BEGIN DATA FOR PROCESSING

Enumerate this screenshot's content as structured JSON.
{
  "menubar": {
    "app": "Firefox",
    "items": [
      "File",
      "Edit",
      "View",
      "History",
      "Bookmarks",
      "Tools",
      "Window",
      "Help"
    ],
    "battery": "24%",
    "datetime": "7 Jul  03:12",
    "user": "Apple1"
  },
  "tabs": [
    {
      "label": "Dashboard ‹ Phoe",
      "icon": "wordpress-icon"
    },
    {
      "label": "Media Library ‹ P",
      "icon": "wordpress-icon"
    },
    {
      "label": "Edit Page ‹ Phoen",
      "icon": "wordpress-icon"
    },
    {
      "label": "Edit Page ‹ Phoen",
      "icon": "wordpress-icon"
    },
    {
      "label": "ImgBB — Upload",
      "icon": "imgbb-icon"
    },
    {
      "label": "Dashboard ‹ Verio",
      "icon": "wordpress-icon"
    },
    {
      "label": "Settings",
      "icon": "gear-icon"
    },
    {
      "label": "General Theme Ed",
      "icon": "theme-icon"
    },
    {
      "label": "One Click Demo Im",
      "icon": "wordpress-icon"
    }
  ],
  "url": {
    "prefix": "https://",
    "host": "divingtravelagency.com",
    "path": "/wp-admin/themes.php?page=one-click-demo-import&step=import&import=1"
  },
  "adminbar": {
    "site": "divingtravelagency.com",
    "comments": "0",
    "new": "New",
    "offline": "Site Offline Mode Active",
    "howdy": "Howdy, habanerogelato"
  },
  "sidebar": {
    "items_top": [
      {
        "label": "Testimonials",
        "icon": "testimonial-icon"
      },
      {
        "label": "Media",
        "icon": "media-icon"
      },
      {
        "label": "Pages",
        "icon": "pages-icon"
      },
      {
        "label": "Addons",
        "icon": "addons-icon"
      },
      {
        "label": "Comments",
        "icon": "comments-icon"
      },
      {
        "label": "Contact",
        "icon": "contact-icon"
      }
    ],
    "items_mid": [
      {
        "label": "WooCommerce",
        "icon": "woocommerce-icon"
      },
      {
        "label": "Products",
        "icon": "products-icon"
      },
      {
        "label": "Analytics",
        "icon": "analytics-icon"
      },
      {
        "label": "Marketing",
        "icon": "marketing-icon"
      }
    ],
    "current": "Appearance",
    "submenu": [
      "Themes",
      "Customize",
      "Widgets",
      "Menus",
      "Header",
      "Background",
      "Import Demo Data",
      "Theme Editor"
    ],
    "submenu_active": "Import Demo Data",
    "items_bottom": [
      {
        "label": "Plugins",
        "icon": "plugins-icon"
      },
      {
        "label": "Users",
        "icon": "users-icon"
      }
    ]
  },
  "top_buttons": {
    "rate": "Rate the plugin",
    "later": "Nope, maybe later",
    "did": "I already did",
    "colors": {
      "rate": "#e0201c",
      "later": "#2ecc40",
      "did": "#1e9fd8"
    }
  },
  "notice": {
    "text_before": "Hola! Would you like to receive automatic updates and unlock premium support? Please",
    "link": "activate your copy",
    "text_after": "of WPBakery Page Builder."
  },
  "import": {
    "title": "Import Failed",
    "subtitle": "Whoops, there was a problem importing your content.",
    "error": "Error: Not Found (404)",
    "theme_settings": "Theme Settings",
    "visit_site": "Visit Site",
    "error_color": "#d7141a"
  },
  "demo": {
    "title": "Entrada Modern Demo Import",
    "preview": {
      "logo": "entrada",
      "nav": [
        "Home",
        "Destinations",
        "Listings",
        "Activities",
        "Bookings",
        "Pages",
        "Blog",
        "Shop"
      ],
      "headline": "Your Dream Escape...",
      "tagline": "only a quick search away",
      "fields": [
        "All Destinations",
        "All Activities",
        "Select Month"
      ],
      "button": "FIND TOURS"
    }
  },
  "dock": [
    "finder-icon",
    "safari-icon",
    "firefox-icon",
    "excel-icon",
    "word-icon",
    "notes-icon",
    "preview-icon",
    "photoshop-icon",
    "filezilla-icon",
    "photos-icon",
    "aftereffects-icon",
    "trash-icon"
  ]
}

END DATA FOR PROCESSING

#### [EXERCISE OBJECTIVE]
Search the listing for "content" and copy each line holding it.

#### [ANSWER FOR THE TASK]
Enumerate this screenshot's content as structured JSON.
    "subtitle": "Whoops, there was a problem importing your content.",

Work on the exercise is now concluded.